The flaws in the Employment and Support Allowance (ESA) system are so grave that the appointment of a new contractor to carry out the Work Capability Assessment (WCA) will not solve the problems, MPs have said.
The Work and Pensions Committee’s critical report calls for the Government to undertake a fundamental redesign of the ESA end-to-end process to ensure that the main purpose of the benefit – helping claimants with health conditions and disabilities to move into employment where possible – is achieved. This should happen before 2018, it added.
In the meantime, the Committee recommends a number of changes which the Department for Work and Pensions (DWP) should make now, to help ensure that claimants receive an improved service, and that the outcomes for claimants are more appropriate.
Dame Anne Begg MP, committee chair, said: “Many people going through the ESA claims process are unhappy with the way they are treated and the decisions which are made about their fitness for work. The current provider of the WCA, Atos, has become a lightning rod for all the negativity around the ESA process and DWP and Atos have recently agreed to terminate the contract early.
“But it is DWP that makes the decision about a claimant’s eligibility for ESA – the face-to-face assessment is only one part of the process. Just putting a new private provider in place will not address the problems with ESA and the WCA on its own.
“We are therefore calling for a number of changes which can be made to improve ESA in the short-term, while also recommending a longer-term, fundamental redesign of the whole process.
“We hope that the new Minister for Disabled People [Mark Harper]… will respond positively to our constructive recommendations for improving the ESA process.”
Change needed now
Changes recommended by the committee include ensuring the ESA process properly identifies claimants’ health barriers to employment and the particular support they need, so that the conditionality that they are subject to and the employment support they receive can be tailored more closely to their circumstances.
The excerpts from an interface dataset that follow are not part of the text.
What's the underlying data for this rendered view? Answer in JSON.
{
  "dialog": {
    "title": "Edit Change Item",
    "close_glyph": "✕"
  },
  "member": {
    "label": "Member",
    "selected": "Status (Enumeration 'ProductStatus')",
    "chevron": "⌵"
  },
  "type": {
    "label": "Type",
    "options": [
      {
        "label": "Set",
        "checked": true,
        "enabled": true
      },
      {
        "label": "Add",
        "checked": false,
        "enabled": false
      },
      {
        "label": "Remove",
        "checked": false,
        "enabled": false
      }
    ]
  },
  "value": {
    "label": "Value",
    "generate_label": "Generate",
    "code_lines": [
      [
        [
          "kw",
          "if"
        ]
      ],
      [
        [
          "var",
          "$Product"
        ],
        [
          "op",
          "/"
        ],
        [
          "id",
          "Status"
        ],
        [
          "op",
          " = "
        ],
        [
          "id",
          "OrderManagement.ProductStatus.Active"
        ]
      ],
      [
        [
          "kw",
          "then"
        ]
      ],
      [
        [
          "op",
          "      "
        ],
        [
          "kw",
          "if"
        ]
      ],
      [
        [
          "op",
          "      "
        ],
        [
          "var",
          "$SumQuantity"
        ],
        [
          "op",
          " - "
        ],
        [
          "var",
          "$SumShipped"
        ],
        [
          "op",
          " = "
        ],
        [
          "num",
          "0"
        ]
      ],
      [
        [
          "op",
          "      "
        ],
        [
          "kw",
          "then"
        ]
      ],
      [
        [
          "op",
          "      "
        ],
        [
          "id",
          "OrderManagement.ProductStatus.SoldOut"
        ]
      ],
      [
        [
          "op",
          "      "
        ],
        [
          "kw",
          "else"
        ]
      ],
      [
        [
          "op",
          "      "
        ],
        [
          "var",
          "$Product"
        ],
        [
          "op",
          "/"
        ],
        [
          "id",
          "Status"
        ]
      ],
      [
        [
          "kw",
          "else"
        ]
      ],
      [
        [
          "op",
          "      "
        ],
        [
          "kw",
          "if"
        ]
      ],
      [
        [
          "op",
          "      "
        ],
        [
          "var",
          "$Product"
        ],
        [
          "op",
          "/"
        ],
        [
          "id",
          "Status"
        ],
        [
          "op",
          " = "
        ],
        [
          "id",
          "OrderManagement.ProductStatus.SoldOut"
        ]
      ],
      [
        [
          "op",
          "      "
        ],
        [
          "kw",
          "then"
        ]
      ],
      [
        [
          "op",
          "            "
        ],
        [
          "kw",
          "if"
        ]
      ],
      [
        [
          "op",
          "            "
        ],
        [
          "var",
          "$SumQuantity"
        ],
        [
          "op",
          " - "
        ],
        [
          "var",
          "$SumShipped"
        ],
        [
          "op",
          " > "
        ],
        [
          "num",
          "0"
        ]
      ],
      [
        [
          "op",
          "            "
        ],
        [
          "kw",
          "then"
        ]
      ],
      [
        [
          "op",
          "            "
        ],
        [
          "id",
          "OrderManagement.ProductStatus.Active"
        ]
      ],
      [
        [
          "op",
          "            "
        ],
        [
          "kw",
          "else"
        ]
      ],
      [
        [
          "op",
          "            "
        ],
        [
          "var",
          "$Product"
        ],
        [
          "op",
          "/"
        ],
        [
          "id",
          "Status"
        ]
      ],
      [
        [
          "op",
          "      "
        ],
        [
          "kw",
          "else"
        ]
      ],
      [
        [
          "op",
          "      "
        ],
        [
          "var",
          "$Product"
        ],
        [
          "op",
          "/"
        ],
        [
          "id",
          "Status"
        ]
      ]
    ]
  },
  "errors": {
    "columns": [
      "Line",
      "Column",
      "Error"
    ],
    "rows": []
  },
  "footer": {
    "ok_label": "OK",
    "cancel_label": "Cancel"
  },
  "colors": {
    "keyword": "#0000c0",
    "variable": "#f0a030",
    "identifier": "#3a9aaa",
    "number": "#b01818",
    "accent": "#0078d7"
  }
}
In addition, the descriptors used in the WCA process should also be reviewed as part of the redesign, as concerns about their effectiveness, and the way they are applied, remain, despite the recent review commissioned by DWP.
Another recommended change is that DWP proactively seeks ‘supporting evidence’ on the impact of a claimant’s condition or disability on their functional capacity, rather than leaving this primarily to claimants, who often have to pay for it. The report says the DWP should seek this evidence from the most appropriate professionals, including social workers and occupational therapists, rather than relying so heavily on GPs.
Begg admitted that resigning ESA cannot happen “overnight” but said that the system needs to be improved now “because it is clearly causing claimants considerable distress and anxiety.”
She cited the re-letting of the contract to undertake the WCA as an opportunity to address some of the problems. For instance, the new contract should set out robust and clear service standards on the quality and timeliness of assessments and the reports produced by the contractor, and for the way claimants are dealt with.
“DWP has acknowledged that this will cost more money, but this is justified if the service provided by the new contractor is better,” Begg said. “To ensure this is the case, DWP needs to rigorously monitor the service standards to ensure they are being met and to take immediate action, including imposing penalties, if they are not. This has not always happened with the Atos contract.
“The changes we recommend include ensuring that, where possible, paper-based assessments are used to place people in the Support Group, rather than requiring them to go through a WCA, where their health condition or disability clearly has a severe impact on their capability to work. Unnecessary and too frequent reassessments should also be avoided.
“DWP should also improve the way it communicates with claimants – at the moment, the letters that are sent to claimants are too technical and complex. They need to be in plain English and avoid using jargon. The terms “limited capability for work” and “limited capability for work-related activity”, which are currently used to categorise claimants, are too confusing and DWP needs to find more meaningful alternatives.”
Tom Pollard, policy and campaigns manager at mental health charity Mind, welcomed the report. “Nearly half of people who are currently receiving ESA do so because of a mental health problem and we agree with the recommendation that the Work Capability Assessment needs to be urgently reformed in order to assess people fairly and accurately. The current assessment fails to take full account of the impact having a fluctuating condition such as a mental health problem can have on someone’s ability to work.
“The assessment process is just one small part of an entire system which is failing to provide people with the support they need. The vast majority of people with mental health problems want to work, but they need tailored, personalised support to overcome the barriers they face - from their confidence and skills through to employers’ attitudes and the support available in the workplace. Many people are being forced to undertake activities in order to receive ESA, but rather than helping people back to work, this often creates immense anxiety and can damage their health, pushing them further from work.”